◆ Website and app data records ◆
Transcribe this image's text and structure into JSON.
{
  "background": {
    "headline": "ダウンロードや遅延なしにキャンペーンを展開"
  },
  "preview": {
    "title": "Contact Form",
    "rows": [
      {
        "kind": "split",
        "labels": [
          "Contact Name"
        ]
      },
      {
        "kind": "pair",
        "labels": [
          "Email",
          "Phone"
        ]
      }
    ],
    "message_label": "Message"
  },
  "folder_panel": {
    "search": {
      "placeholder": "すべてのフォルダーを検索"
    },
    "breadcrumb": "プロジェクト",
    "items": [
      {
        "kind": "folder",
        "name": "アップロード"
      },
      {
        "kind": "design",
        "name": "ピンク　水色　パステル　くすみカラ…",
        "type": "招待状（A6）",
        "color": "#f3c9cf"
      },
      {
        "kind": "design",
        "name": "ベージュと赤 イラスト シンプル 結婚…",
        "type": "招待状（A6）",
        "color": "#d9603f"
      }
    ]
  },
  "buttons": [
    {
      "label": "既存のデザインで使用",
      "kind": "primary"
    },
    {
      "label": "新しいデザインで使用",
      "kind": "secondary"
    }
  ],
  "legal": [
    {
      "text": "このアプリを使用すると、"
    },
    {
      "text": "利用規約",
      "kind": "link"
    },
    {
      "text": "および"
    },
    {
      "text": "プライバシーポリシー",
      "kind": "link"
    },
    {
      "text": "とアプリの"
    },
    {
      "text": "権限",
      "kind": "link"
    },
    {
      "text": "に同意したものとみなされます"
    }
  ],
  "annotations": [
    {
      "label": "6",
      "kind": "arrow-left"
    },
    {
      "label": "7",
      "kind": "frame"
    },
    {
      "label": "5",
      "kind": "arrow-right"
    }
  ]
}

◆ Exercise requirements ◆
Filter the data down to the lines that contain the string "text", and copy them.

◆ Output ◆
Transcribe this image's text and structure into JSON.
      "text": "このアプリを使用すると、"
      "text": "利用規約",
      "text": "および"
      "text": "プライバシーポリシー",
      "text": "とアプリの"
      "text": "権限",
      "text": "に同意したものとみなされます"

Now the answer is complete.